● **EXERCISE**: A single number is wanted: how many lines of the records below contain the word "your".

● **SUPPLIED RECORDS**:
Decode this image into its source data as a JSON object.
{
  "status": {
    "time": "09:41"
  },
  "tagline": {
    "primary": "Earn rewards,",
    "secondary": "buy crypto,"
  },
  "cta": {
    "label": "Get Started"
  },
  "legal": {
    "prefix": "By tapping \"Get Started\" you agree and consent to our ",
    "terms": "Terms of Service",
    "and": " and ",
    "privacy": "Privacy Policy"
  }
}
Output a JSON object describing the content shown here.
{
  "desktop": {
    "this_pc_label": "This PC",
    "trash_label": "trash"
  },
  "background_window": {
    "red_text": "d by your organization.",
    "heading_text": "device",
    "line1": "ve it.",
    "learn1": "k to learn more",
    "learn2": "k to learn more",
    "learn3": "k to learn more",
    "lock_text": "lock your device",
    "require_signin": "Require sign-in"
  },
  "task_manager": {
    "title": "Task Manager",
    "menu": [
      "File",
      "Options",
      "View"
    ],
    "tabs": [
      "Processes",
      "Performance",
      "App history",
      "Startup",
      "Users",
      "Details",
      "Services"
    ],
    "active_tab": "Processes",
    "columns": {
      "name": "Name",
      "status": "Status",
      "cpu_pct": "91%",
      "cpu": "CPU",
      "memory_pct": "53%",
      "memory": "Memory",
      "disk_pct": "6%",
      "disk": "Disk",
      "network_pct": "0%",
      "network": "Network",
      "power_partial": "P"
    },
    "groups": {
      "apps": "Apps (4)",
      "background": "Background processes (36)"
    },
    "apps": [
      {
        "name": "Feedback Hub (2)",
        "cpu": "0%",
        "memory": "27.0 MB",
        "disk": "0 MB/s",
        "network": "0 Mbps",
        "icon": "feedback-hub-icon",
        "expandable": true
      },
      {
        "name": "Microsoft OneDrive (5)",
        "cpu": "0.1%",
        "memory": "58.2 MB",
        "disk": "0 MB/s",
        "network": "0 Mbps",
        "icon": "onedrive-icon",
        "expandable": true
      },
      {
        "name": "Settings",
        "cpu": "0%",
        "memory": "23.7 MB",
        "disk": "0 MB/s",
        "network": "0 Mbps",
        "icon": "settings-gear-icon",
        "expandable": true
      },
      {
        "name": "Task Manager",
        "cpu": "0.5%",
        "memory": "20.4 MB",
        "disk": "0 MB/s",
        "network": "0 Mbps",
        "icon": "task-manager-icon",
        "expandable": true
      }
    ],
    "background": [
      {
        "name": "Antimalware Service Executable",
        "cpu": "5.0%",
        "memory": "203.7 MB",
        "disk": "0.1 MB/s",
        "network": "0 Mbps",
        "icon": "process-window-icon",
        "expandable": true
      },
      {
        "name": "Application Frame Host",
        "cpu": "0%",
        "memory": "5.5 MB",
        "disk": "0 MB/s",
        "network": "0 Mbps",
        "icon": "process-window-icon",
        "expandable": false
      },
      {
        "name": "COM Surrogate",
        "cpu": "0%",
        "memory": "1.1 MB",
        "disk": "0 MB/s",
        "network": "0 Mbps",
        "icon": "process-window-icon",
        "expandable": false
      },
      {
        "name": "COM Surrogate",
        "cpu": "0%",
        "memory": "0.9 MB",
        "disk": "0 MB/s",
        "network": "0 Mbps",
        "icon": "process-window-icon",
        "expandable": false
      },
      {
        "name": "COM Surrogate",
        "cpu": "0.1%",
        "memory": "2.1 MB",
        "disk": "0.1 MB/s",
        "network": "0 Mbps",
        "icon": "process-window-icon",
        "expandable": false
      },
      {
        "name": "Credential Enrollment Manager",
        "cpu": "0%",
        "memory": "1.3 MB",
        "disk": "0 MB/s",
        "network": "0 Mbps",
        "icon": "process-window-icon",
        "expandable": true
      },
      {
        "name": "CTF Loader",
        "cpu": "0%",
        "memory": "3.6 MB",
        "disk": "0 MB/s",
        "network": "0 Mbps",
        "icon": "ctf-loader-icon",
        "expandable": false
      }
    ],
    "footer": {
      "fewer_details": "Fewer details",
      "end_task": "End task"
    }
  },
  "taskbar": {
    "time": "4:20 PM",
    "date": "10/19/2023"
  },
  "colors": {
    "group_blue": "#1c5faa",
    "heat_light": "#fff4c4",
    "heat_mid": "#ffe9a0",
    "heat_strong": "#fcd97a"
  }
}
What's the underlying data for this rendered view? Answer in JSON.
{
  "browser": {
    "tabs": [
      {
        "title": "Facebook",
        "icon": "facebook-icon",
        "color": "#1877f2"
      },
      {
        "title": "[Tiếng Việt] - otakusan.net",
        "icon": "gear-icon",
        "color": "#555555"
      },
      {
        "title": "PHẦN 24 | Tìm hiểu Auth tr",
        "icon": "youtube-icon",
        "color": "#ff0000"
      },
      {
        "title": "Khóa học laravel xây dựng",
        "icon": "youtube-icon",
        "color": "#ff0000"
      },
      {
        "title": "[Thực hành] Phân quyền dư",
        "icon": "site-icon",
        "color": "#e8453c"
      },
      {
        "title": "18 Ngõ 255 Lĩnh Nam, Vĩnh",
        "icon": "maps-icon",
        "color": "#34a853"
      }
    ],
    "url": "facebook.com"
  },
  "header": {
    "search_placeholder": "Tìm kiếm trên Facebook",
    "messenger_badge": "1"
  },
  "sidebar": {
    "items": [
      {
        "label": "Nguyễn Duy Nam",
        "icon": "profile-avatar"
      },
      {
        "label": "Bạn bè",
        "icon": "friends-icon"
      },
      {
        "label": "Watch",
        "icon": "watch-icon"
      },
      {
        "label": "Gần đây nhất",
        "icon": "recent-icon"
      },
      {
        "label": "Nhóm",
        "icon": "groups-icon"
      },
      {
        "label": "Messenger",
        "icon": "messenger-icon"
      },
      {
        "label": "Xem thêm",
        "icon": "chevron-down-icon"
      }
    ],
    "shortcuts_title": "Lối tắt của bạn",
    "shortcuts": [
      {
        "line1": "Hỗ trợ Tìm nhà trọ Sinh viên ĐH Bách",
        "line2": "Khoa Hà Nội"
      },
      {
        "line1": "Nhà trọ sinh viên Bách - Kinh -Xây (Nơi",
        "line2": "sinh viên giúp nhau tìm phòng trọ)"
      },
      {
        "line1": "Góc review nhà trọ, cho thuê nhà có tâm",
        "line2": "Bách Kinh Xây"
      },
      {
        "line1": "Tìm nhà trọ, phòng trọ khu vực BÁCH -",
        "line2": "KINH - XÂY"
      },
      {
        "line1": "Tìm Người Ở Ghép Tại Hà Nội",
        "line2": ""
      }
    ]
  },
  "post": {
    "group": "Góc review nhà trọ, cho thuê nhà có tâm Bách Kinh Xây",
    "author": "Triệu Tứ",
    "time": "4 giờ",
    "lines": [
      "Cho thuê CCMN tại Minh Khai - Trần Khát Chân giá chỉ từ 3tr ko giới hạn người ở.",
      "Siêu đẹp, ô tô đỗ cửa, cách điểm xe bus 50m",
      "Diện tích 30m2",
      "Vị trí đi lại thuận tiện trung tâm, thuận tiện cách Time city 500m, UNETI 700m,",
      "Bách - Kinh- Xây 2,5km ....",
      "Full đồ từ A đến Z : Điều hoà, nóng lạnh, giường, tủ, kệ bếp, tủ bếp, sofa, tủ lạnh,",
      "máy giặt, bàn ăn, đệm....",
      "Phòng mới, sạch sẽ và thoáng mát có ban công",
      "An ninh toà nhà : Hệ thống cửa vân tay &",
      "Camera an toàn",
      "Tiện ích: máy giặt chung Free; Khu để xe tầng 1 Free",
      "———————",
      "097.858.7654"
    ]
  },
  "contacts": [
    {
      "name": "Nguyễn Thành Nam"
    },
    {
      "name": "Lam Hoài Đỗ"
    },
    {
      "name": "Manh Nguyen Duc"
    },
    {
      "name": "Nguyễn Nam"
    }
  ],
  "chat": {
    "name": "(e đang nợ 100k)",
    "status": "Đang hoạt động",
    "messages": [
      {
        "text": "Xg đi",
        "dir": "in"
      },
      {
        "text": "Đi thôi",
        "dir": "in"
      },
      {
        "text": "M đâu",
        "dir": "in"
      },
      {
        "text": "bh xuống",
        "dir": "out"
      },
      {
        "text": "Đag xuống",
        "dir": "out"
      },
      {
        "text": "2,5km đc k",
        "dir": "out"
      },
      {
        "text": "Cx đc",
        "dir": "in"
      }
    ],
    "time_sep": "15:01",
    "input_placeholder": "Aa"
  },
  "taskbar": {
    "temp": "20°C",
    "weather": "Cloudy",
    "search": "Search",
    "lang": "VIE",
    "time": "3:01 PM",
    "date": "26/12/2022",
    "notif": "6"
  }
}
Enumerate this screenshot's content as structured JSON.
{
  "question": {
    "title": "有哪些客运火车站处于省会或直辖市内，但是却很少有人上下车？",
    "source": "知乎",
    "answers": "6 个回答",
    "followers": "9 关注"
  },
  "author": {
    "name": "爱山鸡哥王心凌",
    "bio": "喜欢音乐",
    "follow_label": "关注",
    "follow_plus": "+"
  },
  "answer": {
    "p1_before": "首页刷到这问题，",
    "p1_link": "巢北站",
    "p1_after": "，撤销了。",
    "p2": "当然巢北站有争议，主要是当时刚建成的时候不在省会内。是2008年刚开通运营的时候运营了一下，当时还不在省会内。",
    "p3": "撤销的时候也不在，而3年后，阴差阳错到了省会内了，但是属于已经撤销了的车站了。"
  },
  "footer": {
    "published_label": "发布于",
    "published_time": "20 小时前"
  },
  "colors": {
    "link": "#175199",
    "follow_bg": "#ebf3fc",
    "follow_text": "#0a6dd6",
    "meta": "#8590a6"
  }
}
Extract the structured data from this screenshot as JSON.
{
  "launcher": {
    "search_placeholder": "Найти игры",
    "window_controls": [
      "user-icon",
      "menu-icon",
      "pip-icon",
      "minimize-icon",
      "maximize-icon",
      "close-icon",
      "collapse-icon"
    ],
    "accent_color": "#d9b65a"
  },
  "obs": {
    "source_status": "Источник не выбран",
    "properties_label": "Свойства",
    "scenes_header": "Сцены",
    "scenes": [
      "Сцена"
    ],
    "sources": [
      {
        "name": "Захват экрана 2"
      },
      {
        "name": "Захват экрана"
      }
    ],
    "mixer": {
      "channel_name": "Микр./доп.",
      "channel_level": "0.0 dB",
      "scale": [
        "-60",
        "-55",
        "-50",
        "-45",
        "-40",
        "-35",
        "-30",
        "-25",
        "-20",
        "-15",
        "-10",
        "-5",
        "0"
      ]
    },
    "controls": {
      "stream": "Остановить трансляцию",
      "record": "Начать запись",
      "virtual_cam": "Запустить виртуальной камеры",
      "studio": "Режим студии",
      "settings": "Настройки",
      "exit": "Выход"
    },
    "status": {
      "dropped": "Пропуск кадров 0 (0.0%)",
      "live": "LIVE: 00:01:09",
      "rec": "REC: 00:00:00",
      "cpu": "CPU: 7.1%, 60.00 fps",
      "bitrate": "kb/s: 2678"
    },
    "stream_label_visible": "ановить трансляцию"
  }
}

● **RESULT FOR THIS EXERCISE**: 2